**EXERCISE DIRECTIONS**
Throughout the entries below, report every line where "this" is found.

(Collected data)
○ ○ ○
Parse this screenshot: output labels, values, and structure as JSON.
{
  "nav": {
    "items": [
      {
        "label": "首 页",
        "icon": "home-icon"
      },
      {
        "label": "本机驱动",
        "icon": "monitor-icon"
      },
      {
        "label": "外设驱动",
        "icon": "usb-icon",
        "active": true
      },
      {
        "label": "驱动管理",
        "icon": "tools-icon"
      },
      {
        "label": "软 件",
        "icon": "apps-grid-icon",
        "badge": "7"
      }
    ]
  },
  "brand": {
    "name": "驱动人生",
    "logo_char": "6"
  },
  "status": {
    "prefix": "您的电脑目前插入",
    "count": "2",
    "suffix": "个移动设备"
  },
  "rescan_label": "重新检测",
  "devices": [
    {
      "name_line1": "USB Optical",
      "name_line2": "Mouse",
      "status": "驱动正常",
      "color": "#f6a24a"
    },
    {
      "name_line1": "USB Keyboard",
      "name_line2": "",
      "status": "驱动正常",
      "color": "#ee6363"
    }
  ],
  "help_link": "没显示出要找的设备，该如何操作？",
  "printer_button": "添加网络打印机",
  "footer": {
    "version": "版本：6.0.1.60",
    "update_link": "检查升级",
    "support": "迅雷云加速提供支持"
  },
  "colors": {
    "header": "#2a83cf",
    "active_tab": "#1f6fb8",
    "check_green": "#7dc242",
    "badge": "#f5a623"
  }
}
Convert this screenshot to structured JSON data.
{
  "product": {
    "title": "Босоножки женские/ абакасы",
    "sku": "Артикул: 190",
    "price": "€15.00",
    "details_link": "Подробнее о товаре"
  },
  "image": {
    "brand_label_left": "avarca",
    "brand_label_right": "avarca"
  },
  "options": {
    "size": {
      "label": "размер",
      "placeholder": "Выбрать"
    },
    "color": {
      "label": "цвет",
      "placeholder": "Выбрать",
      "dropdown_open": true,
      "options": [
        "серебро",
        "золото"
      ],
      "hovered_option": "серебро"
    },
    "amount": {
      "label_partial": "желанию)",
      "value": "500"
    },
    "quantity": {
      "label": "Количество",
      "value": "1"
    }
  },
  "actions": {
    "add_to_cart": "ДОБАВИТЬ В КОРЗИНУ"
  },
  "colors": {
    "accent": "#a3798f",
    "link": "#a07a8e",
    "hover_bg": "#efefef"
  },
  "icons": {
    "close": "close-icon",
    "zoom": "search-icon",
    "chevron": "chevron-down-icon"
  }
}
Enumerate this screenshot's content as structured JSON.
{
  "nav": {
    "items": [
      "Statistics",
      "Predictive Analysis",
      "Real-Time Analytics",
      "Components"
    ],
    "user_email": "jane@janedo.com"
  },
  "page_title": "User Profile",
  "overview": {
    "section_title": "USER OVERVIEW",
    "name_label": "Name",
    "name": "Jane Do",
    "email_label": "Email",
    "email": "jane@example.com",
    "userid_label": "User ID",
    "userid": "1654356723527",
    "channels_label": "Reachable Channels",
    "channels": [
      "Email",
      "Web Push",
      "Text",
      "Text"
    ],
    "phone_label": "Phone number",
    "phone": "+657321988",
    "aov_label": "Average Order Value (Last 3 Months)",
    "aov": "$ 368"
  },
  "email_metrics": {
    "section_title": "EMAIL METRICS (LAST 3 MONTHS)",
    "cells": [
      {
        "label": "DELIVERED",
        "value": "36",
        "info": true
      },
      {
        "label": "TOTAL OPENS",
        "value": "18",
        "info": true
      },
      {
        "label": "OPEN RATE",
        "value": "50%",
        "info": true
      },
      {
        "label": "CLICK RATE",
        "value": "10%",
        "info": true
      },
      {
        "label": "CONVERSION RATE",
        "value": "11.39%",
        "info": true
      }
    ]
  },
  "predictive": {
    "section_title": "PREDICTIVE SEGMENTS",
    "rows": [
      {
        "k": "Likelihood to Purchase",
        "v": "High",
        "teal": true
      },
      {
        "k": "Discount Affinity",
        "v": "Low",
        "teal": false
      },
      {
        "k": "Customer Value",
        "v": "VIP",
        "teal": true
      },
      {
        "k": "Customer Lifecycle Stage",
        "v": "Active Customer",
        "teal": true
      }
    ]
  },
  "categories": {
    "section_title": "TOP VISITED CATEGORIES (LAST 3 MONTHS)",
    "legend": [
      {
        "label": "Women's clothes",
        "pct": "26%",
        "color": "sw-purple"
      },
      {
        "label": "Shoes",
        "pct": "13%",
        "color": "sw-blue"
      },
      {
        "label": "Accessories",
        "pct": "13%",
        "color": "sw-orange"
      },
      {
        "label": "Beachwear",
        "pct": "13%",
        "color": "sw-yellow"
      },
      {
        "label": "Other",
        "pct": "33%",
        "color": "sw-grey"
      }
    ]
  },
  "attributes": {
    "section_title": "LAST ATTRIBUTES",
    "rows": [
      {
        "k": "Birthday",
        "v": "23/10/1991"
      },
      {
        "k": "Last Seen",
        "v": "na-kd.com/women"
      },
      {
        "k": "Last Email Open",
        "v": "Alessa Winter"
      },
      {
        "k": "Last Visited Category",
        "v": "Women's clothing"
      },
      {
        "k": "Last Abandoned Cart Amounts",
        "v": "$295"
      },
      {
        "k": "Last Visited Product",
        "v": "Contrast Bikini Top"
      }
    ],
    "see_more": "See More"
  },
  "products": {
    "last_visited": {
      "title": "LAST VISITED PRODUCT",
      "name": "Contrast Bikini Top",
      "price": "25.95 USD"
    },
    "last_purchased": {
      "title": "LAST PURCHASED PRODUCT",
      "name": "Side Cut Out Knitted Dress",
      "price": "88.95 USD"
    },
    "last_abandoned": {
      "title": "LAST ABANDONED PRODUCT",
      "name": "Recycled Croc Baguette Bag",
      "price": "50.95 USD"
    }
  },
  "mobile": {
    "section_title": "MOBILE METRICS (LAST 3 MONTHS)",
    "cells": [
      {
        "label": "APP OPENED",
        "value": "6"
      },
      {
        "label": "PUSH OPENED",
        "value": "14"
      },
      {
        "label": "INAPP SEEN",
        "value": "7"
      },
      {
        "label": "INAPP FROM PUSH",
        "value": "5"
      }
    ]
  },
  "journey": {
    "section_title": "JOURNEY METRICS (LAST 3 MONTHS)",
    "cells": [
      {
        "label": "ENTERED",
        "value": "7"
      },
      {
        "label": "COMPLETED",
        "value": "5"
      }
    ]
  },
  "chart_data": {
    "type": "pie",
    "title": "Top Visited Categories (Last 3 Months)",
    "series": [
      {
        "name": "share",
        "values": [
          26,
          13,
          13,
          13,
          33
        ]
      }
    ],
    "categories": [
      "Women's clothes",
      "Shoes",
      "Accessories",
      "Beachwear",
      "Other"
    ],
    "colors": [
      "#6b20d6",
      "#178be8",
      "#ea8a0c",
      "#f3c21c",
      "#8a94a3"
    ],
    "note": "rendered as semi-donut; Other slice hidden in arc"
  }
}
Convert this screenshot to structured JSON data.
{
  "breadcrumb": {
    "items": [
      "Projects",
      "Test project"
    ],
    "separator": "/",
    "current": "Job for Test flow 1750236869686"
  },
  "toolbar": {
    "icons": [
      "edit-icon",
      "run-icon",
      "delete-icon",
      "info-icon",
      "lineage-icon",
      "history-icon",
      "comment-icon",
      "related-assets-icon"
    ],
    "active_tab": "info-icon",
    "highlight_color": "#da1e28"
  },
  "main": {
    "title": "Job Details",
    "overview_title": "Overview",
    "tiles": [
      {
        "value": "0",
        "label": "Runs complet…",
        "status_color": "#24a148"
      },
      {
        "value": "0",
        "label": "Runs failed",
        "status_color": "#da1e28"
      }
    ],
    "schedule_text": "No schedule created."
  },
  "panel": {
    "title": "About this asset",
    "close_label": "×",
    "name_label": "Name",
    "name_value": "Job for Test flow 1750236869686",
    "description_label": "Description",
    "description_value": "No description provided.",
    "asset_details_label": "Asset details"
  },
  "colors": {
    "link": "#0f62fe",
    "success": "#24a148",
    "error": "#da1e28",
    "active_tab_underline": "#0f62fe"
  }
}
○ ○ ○
**TASK RESPONSE**
Parse this screenshot: output labels, values, and structure as JSON.
Convert this screenshot to structured JSON data.
Enumerate this screenshot's content as structured JSON.
Convert this screenshot to structured JSON data.
    "title": "About this asset",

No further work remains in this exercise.